# [THE PROBLEM]
Retype the entire listing, keeping every word as it is.

# [INPUT MATERIAL]
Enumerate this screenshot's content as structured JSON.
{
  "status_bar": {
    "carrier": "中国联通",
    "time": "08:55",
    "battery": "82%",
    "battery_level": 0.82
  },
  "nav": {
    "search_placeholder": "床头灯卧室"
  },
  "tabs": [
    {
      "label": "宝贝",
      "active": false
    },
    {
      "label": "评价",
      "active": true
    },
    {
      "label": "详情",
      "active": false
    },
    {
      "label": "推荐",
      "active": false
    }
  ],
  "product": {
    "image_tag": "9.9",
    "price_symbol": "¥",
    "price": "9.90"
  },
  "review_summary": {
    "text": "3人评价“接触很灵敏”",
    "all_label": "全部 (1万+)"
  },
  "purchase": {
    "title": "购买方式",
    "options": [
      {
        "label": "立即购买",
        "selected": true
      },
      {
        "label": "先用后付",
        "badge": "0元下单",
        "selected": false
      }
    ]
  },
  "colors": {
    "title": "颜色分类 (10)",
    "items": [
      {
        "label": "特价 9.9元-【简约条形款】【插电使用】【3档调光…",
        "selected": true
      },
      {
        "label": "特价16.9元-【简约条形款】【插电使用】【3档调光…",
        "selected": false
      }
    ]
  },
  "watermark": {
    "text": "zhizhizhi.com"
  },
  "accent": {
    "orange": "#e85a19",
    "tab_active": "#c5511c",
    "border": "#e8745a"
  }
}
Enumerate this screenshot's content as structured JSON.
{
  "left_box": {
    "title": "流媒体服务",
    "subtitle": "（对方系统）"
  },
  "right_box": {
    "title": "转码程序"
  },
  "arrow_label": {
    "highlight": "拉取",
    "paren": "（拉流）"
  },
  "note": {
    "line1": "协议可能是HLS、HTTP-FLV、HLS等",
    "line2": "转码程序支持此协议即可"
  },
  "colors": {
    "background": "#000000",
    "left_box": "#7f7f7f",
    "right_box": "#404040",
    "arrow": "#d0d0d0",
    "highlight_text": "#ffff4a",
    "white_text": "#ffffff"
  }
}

# [TASK RESPONSE]
Enumerate this screenshot's content as structured JSON.
{
  "status_bar": {
    "carrier": "中国联通",
    "time": "08:55",
    "battery": "82%",
    "battery_level": 0.82
  },
  "nav": {
    "search_placeholder": "床头灯卧室"
  },
  "tabs": [
    {
      "label": "宝贝",
      "active": false
    },
    {
      "label": "评价",
      "active": true
    },
    {
      "label": "详情",
      "active": false
    },
    {
      "label": "推荐",
      "active": false
    }
  ],
  "product": {
    "image_tag": "9.9",
    "price_symbol": "¥",
    "price": "9.90"
  },
  "review_summary": {
    "text": "3人评价“接触很灵敏”",
    "all_label": "全部 (1万+)"
  },
  "purchase": {
    "title": "购买方式",
    "options": [
      {
        "label": "立即购买",
        "selected": true
      },
      {
        "label": "先用后付",
        "badge": "0元下单",
        "selected": false
      }
    ]
  },
  "colors": {
    "title": "颜色分类 (10)",
    "items": [
      {
        "label": "特价 9.9元-【简约条形款】【插电使用】【3档调光…",
        "selected": true
      },
      {
        "label": "特价16.9元-【简约条形款】【插电使用】【3档调光…",
        "selected": false
      }
    ]
  },
  "watermark": {
    "text": "zhizhizhi.com"
  },
  "accent": {
    "orange": "#e85a19",
    "tab_active": "#c5511c",
    "border": "#e8745a"
  }
}
Enumerate this screenshot's content as structured JSON.
{
  "left_box": {
    "title": "流媒体服务",
    "subtitle": "（对方系统）"
  },
  "right_box": {
    "title": "转码程序"
  },
  "arrow_label": {
    "highlight": "拉取",
    "paren": "（拉流）"
  },
  "note": {
    "line1": "协议可能是HLS、HTTP-FLV、HLS等",
    "line2": "转码程序支持此协议即可"
  },
  "colors": {
    "background": "#000000",
    "left_box": "#7f7f7f",
    "right_box": "#404040",
    "arrow": "#d0d0d0",
    "highlight_text": "#ffff4a",
    "white_text": "#ffffff"
  }
}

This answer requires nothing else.